**Work item**
Locate each line in the records containing "description". Copy it.

**Given entries**
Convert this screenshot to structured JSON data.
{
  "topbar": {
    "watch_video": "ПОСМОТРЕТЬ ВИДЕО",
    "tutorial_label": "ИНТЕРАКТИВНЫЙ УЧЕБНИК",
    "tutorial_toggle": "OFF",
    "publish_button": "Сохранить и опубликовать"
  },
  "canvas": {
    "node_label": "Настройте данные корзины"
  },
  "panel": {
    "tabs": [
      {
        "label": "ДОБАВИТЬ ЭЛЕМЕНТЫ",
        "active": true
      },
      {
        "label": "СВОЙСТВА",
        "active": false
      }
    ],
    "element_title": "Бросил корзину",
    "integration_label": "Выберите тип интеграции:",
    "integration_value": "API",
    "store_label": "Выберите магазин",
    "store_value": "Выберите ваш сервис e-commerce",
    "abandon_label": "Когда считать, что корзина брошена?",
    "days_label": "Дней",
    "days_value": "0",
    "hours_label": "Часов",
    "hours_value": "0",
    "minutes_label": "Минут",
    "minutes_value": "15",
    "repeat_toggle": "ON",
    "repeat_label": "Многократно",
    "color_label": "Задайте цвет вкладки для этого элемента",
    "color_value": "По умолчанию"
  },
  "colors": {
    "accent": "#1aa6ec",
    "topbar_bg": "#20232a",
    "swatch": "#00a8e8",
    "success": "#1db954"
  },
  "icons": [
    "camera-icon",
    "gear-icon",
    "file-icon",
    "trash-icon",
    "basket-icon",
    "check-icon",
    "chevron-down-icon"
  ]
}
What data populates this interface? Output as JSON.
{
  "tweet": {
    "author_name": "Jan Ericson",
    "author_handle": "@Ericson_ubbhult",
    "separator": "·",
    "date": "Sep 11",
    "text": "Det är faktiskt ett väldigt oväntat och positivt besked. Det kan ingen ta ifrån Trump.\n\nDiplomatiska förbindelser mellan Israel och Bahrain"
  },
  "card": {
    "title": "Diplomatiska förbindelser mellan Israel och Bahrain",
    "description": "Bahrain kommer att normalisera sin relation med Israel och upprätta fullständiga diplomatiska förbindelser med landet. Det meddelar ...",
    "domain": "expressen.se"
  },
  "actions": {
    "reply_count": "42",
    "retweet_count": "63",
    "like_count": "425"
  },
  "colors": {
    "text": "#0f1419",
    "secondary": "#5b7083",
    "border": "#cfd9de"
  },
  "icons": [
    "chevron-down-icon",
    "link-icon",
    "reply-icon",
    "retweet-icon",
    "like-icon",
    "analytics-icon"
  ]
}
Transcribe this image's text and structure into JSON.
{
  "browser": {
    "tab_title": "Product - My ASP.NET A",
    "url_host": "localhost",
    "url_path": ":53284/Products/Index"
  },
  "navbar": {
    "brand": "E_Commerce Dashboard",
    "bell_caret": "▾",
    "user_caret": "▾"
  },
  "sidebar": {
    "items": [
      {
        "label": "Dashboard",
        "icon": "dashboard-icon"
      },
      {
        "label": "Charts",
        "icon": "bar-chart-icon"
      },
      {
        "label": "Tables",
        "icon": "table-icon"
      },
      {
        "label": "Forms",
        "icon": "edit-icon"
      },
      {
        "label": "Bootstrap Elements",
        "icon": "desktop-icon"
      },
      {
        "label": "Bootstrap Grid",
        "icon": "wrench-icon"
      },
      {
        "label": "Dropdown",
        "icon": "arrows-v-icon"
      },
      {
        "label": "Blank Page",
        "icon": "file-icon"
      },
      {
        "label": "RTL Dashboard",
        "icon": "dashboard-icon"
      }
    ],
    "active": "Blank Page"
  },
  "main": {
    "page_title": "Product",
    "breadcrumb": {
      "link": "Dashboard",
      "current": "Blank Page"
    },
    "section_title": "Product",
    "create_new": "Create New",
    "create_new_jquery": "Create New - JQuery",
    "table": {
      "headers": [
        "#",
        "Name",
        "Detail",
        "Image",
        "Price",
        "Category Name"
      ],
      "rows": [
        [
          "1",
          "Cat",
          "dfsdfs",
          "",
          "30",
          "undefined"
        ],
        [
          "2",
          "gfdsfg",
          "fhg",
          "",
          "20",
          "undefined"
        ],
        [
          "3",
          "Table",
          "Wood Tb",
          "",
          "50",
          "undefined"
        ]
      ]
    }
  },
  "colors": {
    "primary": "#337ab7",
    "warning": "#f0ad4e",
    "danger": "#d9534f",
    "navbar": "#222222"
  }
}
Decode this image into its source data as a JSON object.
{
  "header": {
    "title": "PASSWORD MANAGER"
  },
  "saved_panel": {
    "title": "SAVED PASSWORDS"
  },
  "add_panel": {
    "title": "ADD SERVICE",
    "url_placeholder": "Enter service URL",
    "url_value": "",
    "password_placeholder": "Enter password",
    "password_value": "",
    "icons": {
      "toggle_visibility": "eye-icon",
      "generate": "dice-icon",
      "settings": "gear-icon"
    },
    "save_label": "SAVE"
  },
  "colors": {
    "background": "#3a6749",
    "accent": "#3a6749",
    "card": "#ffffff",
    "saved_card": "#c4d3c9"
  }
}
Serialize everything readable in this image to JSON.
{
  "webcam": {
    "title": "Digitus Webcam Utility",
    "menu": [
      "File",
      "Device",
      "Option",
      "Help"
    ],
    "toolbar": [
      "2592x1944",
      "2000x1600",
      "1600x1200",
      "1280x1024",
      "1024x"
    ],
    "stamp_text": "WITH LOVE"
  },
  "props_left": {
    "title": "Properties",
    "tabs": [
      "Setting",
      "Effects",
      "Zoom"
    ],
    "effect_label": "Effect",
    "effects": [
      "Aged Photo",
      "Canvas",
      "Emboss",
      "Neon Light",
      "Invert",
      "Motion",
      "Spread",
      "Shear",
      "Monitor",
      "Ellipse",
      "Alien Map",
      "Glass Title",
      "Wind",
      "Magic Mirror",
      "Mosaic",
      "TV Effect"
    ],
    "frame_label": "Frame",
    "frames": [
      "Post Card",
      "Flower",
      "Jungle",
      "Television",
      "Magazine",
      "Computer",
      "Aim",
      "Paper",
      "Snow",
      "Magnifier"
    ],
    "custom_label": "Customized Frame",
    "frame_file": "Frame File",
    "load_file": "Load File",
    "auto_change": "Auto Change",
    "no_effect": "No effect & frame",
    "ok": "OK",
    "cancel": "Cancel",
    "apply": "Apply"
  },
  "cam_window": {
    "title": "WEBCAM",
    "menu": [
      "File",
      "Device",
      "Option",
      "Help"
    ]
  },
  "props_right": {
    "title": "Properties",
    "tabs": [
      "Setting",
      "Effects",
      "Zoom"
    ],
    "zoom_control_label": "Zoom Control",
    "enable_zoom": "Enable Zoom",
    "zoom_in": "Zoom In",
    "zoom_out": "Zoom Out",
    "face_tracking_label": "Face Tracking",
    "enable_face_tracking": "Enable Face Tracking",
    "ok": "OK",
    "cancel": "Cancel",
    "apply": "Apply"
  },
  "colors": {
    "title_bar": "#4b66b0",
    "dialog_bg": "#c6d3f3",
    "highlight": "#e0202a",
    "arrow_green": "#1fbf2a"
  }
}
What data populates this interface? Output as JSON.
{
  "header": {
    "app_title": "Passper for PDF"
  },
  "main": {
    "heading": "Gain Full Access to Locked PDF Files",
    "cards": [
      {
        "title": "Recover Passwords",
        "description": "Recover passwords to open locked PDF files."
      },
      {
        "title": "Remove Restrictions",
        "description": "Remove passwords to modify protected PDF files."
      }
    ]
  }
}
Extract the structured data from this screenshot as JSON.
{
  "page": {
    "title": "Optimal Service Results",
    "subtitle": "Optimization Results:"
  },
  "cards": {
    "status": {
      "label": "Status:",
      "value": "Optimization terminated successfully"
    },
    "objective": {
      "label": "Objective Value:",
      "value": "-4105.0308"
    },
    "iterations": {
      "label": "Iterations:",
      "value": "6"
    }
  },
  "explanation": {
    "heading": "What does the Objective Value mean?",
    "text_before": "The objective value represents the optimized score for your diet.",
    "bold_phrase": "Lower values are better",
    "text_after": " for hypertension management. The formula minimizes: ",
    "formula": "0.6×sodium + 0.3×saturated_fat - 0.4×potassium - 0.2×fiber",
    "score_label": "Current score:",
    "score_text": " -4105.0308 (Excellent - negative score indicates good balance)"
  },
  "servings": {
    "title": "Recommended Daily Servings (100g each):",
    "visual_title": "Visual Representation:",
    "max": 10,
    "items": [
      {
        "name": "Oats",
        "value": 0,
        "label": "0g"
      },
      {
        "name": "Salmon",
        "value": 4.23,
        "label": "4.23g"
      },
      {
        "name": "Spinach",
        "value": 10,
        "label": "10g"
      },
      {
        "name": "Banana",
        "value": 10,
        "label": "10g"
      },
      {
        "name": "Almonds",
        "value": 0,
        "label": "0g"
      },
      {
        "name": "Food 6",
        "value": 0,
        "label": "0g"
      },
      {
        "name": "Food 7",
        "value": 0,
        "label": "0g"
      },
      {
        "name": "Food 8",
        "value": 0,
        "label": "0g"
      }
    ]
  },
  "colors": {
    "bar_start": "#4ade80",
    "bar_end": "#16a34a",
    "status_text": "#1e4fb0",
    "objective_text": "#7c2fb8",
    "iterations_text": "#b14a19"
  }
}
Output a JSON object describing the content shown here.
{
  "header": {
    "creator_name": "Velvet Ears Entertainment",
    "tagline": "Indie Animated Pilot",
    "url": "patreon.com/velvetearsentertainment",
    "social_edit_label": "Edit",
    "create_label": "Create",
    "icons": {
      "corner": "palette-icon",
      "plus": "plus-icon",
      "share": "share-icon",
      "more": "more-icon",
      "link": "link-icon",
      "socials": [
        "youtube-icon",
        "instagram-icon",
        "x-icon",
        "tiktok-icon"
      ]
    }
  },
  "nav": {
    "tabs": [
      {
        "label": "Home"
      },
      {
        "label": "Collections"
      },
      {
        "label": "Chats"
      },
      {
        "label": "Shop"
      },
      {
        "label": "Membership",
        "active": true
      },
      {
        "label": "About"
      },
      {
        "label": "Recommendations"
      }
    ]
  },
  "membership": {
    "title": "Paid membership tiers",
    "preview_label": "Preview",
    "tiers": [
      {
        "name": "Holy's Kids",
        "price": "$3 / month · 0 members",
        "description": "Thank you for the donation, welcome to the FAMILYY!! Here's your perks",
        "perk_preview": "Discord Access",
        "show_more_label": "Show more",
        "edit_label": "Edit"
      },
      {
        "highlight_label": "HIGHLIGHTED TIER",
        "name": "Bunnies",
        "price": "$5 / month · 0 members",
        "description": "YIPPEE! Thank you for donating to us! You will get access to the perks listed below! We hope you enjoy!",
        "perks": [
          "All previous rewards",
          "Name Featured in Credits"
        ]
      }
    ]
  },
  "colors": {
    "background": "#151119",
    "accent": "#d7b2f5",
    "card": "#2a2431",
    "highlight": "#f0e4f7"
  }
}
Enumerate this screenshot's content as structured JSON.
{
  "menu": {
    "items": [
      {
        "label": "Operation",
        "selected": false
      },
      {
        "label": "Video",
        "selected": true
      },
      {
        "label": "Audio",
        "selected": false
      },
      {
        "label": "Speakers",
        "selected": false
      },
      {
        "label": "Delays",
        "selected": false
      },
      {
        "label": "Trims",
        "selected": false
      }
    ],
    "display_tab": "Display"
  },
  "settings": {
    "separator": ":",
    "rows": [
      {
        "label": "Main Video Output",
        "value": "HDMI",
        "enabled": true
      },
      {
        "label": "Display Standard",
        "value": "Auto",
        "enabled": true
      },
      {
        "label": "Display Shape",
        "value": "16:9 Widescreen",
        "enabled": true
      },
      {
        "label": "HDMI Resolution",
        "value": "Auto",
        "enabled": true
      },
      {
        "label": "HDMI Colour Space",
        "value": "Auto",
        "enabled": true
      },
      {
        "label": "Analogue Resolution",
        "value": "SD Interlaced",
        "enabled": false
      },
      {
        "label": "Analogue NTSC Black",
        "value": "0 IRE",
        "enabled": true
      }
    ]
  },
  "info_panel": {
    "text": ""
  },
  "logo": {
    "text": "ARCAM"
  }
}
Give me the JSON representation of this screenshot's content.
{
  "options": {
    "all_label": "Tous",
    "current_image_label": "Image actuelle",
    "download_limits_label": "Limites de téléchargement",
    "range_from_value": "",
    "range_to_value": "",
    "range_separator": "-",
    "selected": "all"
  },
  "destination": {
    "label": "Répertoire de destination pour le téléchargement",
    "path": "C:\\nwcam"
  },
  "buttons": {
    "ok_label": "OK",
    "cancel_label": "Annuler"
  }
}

**Reply to the task**
    "description": "Bahrain kommer att normalisera sin relation med Israel och upprätta fullständiga diplomatiska förbindelser med landet. Det meddelar ...",
        "description": "Recover passwords to open locked PDF files."
        "description": "Remove passwords to modify protected PDF files."
        "description": "Thank you for the donation, welcome to the FAMILYY!! Here's your perks",
        "description": "YIPPEE! Thank you for donating to us! You will get access to the perks listed below! We hope you enjoy!",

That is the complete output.